It might seem strange, but there is a connection between cleaning products and gut health. A study published in 2018 in the Canadian Medical Association Journal showed a link between the use of common multi-surface cleaning products and obesity in children. The reason: These antibacterial products are designed to kill bacteria, including good bacteria.
However, the scientists didn’t observe the same pattern in children living in households where eco-friendly products were used.
Exercise in a way that feels good regularly
You likely already know that exercise — no matter if it’s yoga, running, or weightlifting — can have a positive impact on overall mental and physical health, but you might not realize that it can have a positive impact on gut health, too.
Studies show that exercise can increase the amount of good bacteria and improve the diversity of microflora in the gut.
Recent studies suggest that exercise can enhance the number of beneficial microbial species, enrich the microflora diversity, and improve the development of commensal bacteria.
Don’t axe all whole grains — unless you need to
While avoiding gluten — including whole grains — is necessary for people with Celiac’s disease and other sensitivities, the rest of us should keep whole grains in our diet. The reason: Many types of fiber found in whole grains act as prebiotics to help feed the good bacteria in our guts.
Also, whole grains are shown to help improve immune responses in the gut. A 2017 study published in the American Journal of Clinical Nutrition found that eating healthy whole grains (like rye, quinoa, and oats) increased the Lachnospira in the gut, a type of bacteria that produces short-chain fatty acids important for a healthy immune system. At the same time, a type of bacteria that triggers inflammation decreased.
Try to get enough fiber
We already mentioned that certain types of fiber can literally help good bacteria grow, but all fiber plays a role in overall gut and intestinal health. Women need about 25 grams of fiber a day from a variety of sources, while men need about 38 grams.
It’s common knowledge that smoking can cause a whole host of lung-related diseases, including cancer. However, smoking can also have a significant impact on gut health. Smokers are twice as likely to have Crohn’s disease, an inflammatory disease of the bowels. Smoking can also decrease the amount of good bacteria in the gut. The good news: Quitting can help reverse some of that damage. One study found that the diversity of gut bacteria greatly increased after the participants stopped smoking.
Get enough sleep
Sleep and gut health go hand in hand — get enough sleep and you’ll have a healthier gut. Skimp on sleep for long enough and it’s likely you’ll experience gut problems.
A 2016 study found that changes occur to the gut microbiome with just two nights of imperfect sleep. Two types of gut bacteria linked to obesity in other studies — Firmicutes and Bacteroidetes — increased during this time.
Cut down your meat consumption
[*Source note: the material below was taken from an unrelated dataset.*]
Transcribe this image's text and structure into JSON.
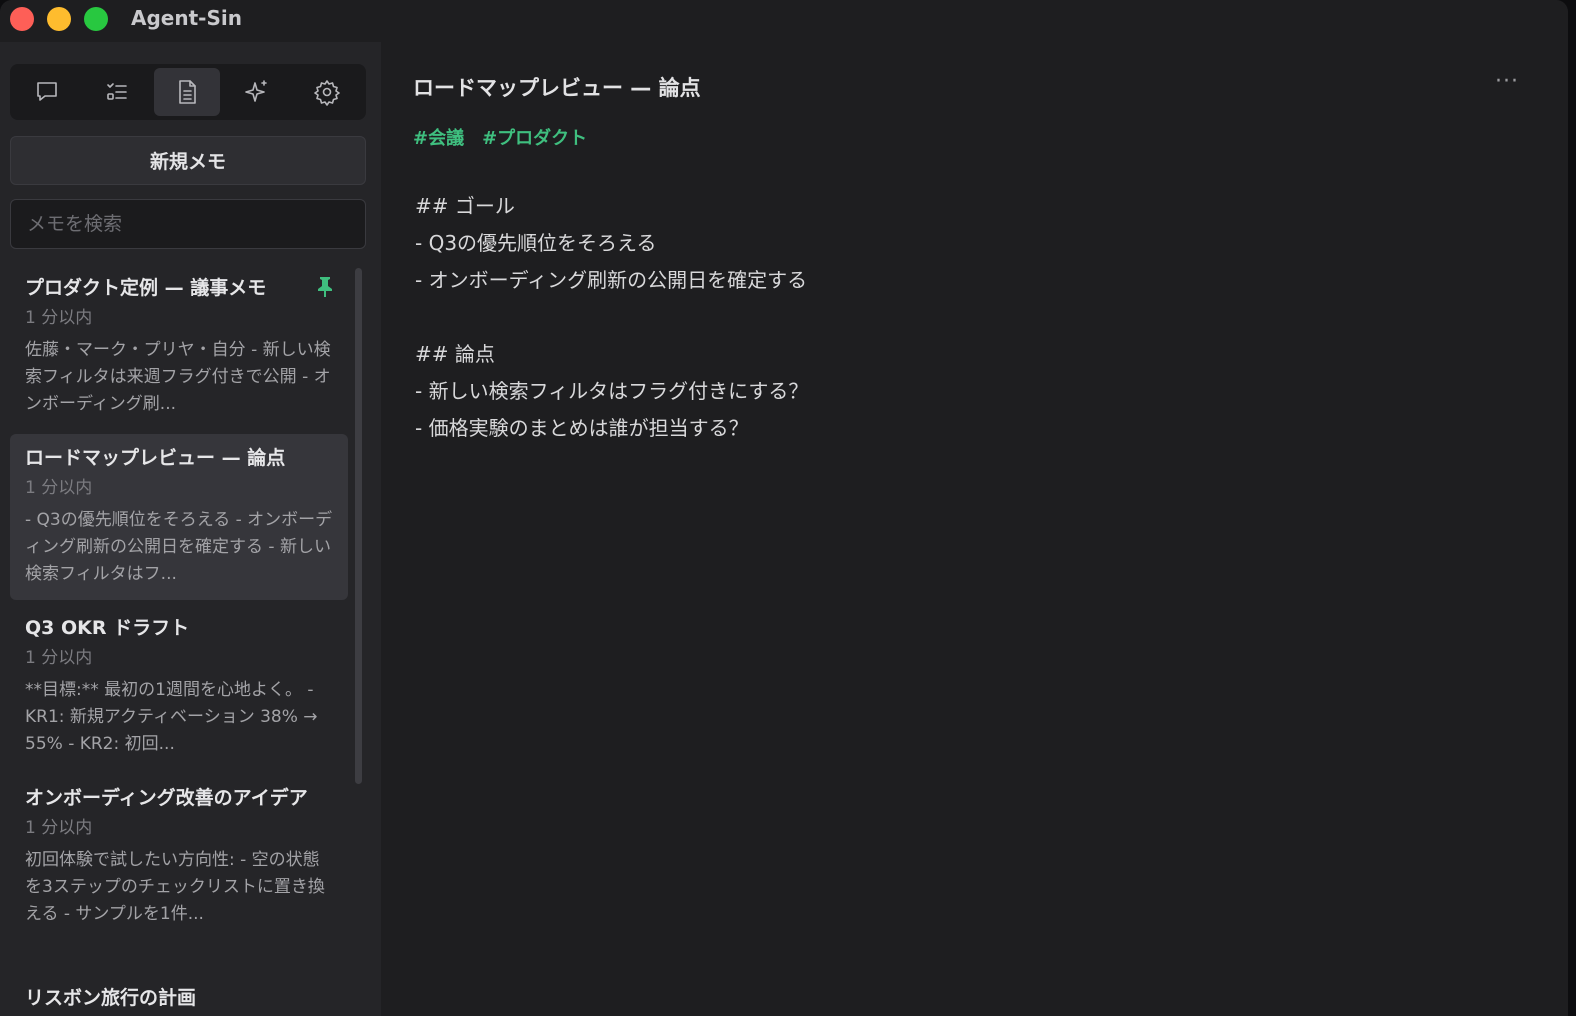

While we’re not telling you to completely give up your favorite steaks or a hamburger from time to time, there is research that shows cutting down on your meat consumption can help balance out the bacteria in your gut — especially when it comes to red meat. A paper published in the journal Nature showed that a type of bacteria linked to inflammation and intestinal disease in mice thrives in those who follow a meat-heavy diet.
Improve your gut health with Daily Digestive Essentials
Even following all of the best advice won’t always get you 100 percent of the way there. That’s why investing in that little something extra can make all the difference. That “little something extra’ when it comes to gut health is rmdy Daily Digestive Essentials. This chewable supplement can help you fill in the gaps in your diet and lifestyle — and help you find relief you deserve from bloating and other gut health issues.